As the series wound down, I started seeing my body in a new light. With my newfound femininity, I might not be the next Dita Von Teese, but ask me to take off a glove, and I’ll give you a show.
Classes at 5255 College Ave., Oakland, (415) 300-0976, fishnetfollies.com.
Last June, founders of the California Independent Film Festival took over Moraga’s historic Rheem Theatre. After they spruced up the four-screen cinema and booked a range of art-house and family movies, ticket sales skyrocketed. In April, they took over the art deco Orinda Theatre, a three-screen gem built in 1941. Now, the little film fest that could is running a seven-screen mini chain in Lamorinda, playing Hollywood blockbusters and old-time classics—and keeping these movie palaces open for the next generation of movie lovers.
Studio Seven Fine Arts is more than a gallery. It gets the community involved in the art world: Every Saturday morning, children can draw on sheets of butcher paper alongside the gallery’s featured artists, and local artists offer classes for both kids and adults. The downtown Pleasanton gallery also boasts the largest collection of handcrafted jewelry and handblown glass in the East Bay. Look for exclusive representation of nationally renowned artists such as Vicki Asp, Dr. Seuss, Jenny Christiansen, Steven Ruse, and Twisted Silver jewelry.
400 Main St., Pleasanton, (925) 846-4322, studiosevenarts.com.
Warning: Danville’s hot new dueling piano bar, That Bar, has been known to induce tough decisions. Should you be cliché and request “Piano Man” or get funky with “Baby Got Back”? Should you order “that pizza” (potatoes, chicken, spinach, mozzarella, truffle oil) or “that burger” (five pounds of beef and buns for $30)? Should you groove it up with the ladies or park yourself at the bar? Thankfully, there are few bad choices here—well, except for setting your drink on the pianos. There are consequences for that.
148 E. Prospect Ave., Danville, (925) 743-8466, thatbardanville.com.
*More Reader Picks
*Art and Wine Event
Lafayette Art & Wine Festival, Lafayette, (925) 284-7404, lafayettechamber.org.

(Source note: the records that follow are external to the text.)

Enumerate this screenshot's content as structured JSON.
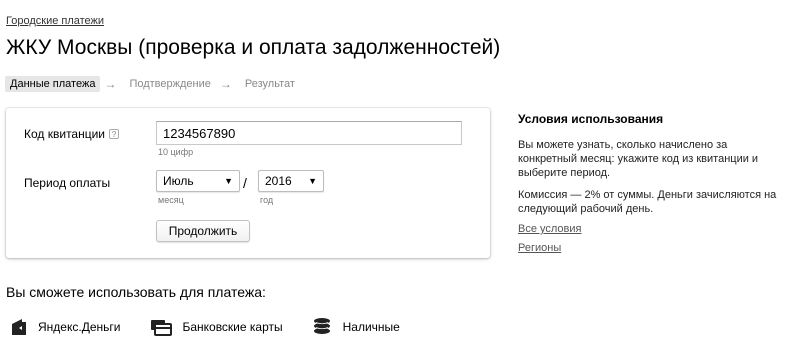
{
  "breadcrumb": "Городские платежи",
  "title": "ЖКУ Москвы (проверка и оплата задолженностей)",
  "steps": [
    {
      "label": "Данные платежа",
      "active": true
    },
    {
      "label": "Подтверждение",
      "active": false
    },
    {
      "label": "Результат",
      "active": false
    }
  ],
  "step_arrow": "→",
  "form": {
    "code_label": "Код квитанции",
    "help_icon": "?",
    "code_value": "1234567890",
    "code_hint": "10 цифр",
    "period_label": "Период оплаты",
    "month_value": "Июль",
    "month_hint": "месяц",
    "separator": "/",
    "year_value": "2016",
    "year_hint": "год",
    "submit_label": "Продолжить"
  },
  "sidebar": {
    "title": "Условия использования",
    "text1": "Вы можете узнать, сколько начислено за конкретный месяц: укажите код из квитанции и выберите период.",
    "text2": "Комиссия — 2% от суммы. Деньги зачисляются на следующий рабочий день.",
    "links": [
      "Все условия",
      "Регионы"
    ]
  },
  "payment": {
    "title": "Вы сможете использовать для платежа:",
    "methods": [
      {
        "label": "Яндекс.Деньги",
        "icon": "yandex-money-icon"
      },
      {
        "label": "Банковские карты",
        "icon": "bank-card-icon"
      },
      {
        "label": "Наличные",
        "icon": "cash-coins-icon"
      }
    ]
  }
}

Walnut Creek Yacht Club, 1555 Bonanza St.,Walnut Creek, (925) 944-3474, wcyc.net.
Tommy T’s Comedy Steakhouse, 5104 Hopyard Rd., Pleasanton, (925) 227-1800, tommyts.com.
Diablo Regional Arts Association’s On Broadway, (925) 295-1470, draa.org.
*East Bay Winery
Wente Vineyards, 5050 Arroyo Rd., Livermore, (925) 456-2300, wentevineyards.com.
Stanford’s, 1300 S. Main St., Walnut Creek, (925) 944-0895, stanfords.com.
Lafayette Reservoir, Lafayette, ebmud.com/recreation/lafayette-recreation-area.
CinéArts, 2314 Monument Blvd., Pleasant Hill, cinemark.com.
The Greenery Sports Bar & Grill, 1551 Marchbanks Dr., Walnut Creek, (925) 937-1270, diablohillsgolfcourse.com.
Maria Maria, 710 Camino Ramon, Danville, (925) 820-2366; 1470 N. Broadway, Walnut Creek, (925) 946-1010, mariamariarestaurants.com.
*Place for a Girls Night Out
Underdog Wine Bar, 4590 Tesla Rd., Livermore, (925) 583-1581, underdogwinebar.com.
*Place to Dance
WPLJ’s, 2112 N. Main St., Walnut Creek, (925) 938-4140, wpljs.com.
1515 Restaurant Lounge, 1515 N. Main St., Walnut Creek, (925) 939-1515, 1515wc.com.
Northstar-at-Tahoe Resort, 5001 Northstar Dr., Truckee, (530) 562-1010, northstarattahoe.com.
Center Repertory Company, (925) 943-7469, centerrep.org.
*Venue for Live Music
Wente Vineyards, Livermore, wentevineyards.com/concerts.
*Weekend Travel Destination